does applyToCommonFiles descend into the directory Cdir? That doesn't seem to make sense. There can be no match with anything in the other directory tree. In fact, it seems as if files in subdirectories can only match if the subdirectory names match. That is, suppose we have this directory structure:

Secondary Directory Structure Diagram

Figure 2: A second directory structure

The files named "File" don't match because they are in different subdirectories. The subdirectories should be descended only if they have the same name in both places: d1 d2. That leads to these test ideas:

  • some subdirectory in d1 is not found in d2 (no descent)
  • some subdirectory in d2 is not found in d1 (no descent)
  • some subdirectory appears in both d1 and d2 (descend)

But that raises other questions. Should the operation (op) be applied to matching subdirectories or just to matching files? If it's applied to the subdirectories, should it be applied before the descent or afterward? That makes a difference if, for example, the operation deletes the matching file or directory. For that matter, should the operation be allowed to modify the directory structure? And more specifically: what's the correct behavior of applyToCommonFiles if it does? (This is the same issue that comes up with iterators.)

These sorts of questions typically arise when you carefully read a method's description of creating test ideas. But let's leave them aside for now. Whatever the answers are, there will have to be test ideas for them-test ideas that check whether the code correctly implements the answers.

Let's return to the catalog. We still haven't considered all of its test ideas. The first one-empty (nothing in structure)-asks for an empty directory. We've already got that from the Collections entry. We've also got the minimal non-empty structure, which is a directory with a single element. This sort of redundancy is not uncommon, but it's easy to ignore.

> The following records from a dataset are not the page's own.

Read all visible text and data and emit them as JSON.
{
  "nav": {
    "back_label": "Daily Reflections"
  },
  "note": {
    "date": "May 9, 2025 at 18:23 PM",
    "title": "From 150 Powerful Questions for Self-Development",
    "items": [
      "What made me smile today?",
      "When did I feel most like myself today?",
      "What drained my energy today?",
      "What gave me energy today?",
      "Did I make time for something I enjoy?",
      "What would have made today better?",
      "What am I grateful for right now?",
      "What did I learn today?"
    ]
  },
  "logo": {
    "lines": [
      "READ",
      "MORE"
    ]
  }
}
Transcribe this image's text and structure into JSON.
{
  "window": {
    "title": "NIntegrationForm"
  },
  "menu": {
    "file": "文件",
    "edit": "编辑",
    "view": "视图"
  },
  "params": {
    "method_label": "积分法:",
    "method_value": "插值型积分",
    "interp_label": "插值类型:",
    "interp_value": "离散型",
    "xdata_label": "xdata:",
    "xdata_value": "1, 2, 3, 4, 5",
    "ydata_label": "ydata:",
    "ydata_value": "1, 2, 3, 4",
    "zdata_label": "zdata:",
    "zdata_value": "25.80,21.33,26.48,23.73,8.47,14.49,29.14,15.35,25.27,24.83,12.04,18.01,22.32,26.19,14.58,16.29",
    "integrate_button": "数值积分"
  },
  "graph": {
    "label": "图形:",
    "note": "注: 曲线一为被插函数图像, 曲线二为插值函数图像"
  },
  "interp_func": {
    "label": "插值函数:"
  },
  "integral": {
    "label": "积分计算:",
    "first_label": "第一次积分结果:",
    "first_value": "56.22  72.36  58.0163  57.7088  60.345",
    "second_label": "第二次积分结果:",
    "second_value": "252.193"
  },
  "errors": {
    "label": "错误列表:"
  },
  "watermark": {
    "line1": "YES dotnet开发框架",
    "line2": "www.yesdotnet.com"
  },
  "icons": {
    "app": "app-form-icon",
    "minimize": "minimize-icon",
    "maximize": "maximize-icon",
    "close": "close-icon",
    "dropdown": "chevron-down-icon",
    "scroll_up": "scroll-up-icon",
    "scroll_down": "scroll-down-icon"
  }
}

What about a circular structure? Directory structures can't be circular-a directory can't be within one of its descendants or within itself... or can it? What about shortcuts (on Windows) or symbolic links (on UNIX)? If there's a shortcut in d1's directory tree that points back to d1, should applyToCommonFiles keep descending forever? The answer could lead to one or more new test ideas:

  • d1 is circular because of shortcuts or symbolic links
  • d2 is circular because of shortcuts or symbolic links

Depending on the correct behavior, there may be more test ideas than that.

Finally, what about depth greater than one? Earlier test ideas will ensure that we test descending into one level of subdirectory, but we should check that applyToCommonFiles keeps descending:

  • descends through several levels (>1) of d1's subdirectories
  • descends through several levels (>1) of d2's subdirectories

Creating and Maintaining Your Own Test-Ideas Catalog

As mentioned previously, the generic catalog won't contain all of the test ideas you need. But domain-specific catalogs haven't been published outside of the companies that created them. If you want them, you'll need to build them. Here's some advice.

  • Do not fill a catalog with your speculations about what ideas would be good for finding faults. Remember that each test idea you put in the catalog costs time and money:
    • your time to maintain the catalog
    • other programmers' time to think about the test idea
    • possibly other programmers' time to implement a test

    Add only ideas that have a demonstrated track record. You should be able to point to at least one actual fault that the test idea would have caught. Ideally, the fault should be one that was missed by other testing; that is, one that was reported from the field. One good way to build catalogs is to browse through your company's bug database and ask questions about how each fault could have been detected earlier.

  • It's unlikely to work if creating and maintaining a Test-Ideas Catalog is something you do in your spare time. You'll need time specifically allocated to this task, just like for any other important one. We recommend you create and maintain your Test-Ideas Catalog during Activity: Improve Test Assets.